5. Cultivate your resume and cover letter
Once you’ve found some internship positions you’re interested in applying for, you’ll want to tailor your application materials based on the specific organization and position. Most internship applications will look for a resume rather than a resume, so be sure to create a one-page resume that highlights your relevant experience.
When writing your resume and cover letter, you’ll want to include keywords used in the job posting (for example: strong attention to detail or balancing competing priorities and deadlines), as well as showcase your personality and what you bring uniquely on the table .
We encourage you to use the campus career center to assist in the process. These agencies sometimes offer mock interviews and resume reviews to help you feel confident about applying!
6. Search for an internship
So, now that you have—
- Set your goals and intentions
- Considered internship logistics
- Worked with your career center and international student services office
- Confirmed the process of obtaining your visa
- Set out a search for internships
- Developed your network
- Cultivated your application materials based on the specific internship listings
—You are ready to apply. Phew!
Some internships, especially if they are through internship providers (organizations that help place you in relevant internships), may have application fees involved, so make sure to keep this in mind.
You should take some time to celebrate all of your effort so far. You are on your way to landing your dream internship in the US
7. Prepare for your internship
Once you land your dream internship in the US, it is important to open lines of communication with the people you will be working with. This will help you advocate for yourself and give you the opportunity to share your goals for the internship with your supervisor. When everyone is on the same page, internships run much more smoothly.
Each workplace will be different, so there may be an adjustment period and learning curve. Give yourself grace, seek a mentor who can support you, and lean into developing the skills you are most excited to learn. Internships aren’t always easy or fun, but they offer a lot of learning opportunities that can help you make future decisions about your work.
Your internship in the US will be a transformative experience!
There is no doubt that your internship will expand your horizons personally and professionally. Internships serve as an opportunity to better determine what you enjoy and want to continue to pursue, and sometimes what directions you *don’t* want to pursue.
Each lesson is equally as important as you continue your professional journey after your internship.
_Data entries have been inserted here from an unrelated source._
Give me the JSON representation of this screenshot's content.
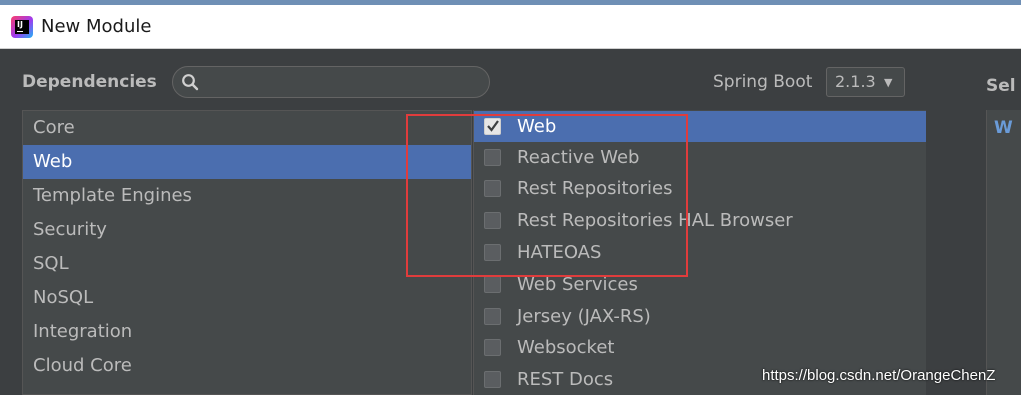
{
  "window": {
    "title": "New Module"
  },
  "header": {
    "dependencies_label": "Dependencies",
    "search": {
      "placeholder": "",
      "value": ""
    },
    "spring_boot_label": "Spring Boot",
    "spring_boot_version": "2.1.3",
    "selected_label": "Sel"
  },
  "categories": [
    {
      "label": "Core",
      "selected": false
    },
    {
      "label": "Web",
      "selected": true
    },
    {
      "label": "Template Engines",
      "selected": false
    },
    {
      "label": "Security",
      "selected": false
    },
    {
      "label": "SQL",
      "selected": false
    },
    {
      "label": "NoSQL",
      "selected": false
    },
    {
      "label": "Integration",
      "selected": false
    },
    {
      "label": "Cloud Core",
      "selected": false
    }
  ],
  "dependencies": [
    {
      "label": "Web",
      "checked": true,
      "selected": true
    },
    {
      "label": "Reactive Web",
      "checked": false,
      "selected": false
    },
    {
      "label": "Rest Repositories",
      "checked": false,
      "selected": false
    },
    {
      "label": "Rest Repositories HAL Browser",
      "checked": false,
      "selected": false
    },
    {
      "label": "HATEOAS",
      "checked": false,
      "selected": false
    },
    {
      "label": "Web Services",
      "checked": false,
      "selected": false
    },
    {
      "label": "Jersey (JAX-RS)",
      "checked": false,
      "selected": false
    },
    {
      "label": "Websocket",
      "checked": false,
      "selected": false
    },
    {
      "label": "REST Docs",
      "checked": false,
      "selected": false
    }
  ],
  "selected_dependencies": {
    "first": "W"
  },
  "watermark": "https://blog.csdn.net/OrangeChenZ",
  "colors": {
    "accent": "#4b6eaf",
    "annotation": "#e03c3c",
    "panel": "#3c3f41"
  },
  "icons": {
    "app": "intellij-idea-icon",
    "search": "search-icon",
    "dropdown": "chevron-down-icon",
    "check": "checkmark-icon"
  }
}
The lessons you learn, relationships you develop, and skills you hone will all elevate your capacity and contributions in your future endeavors. Good luck landing your dream internship in the US!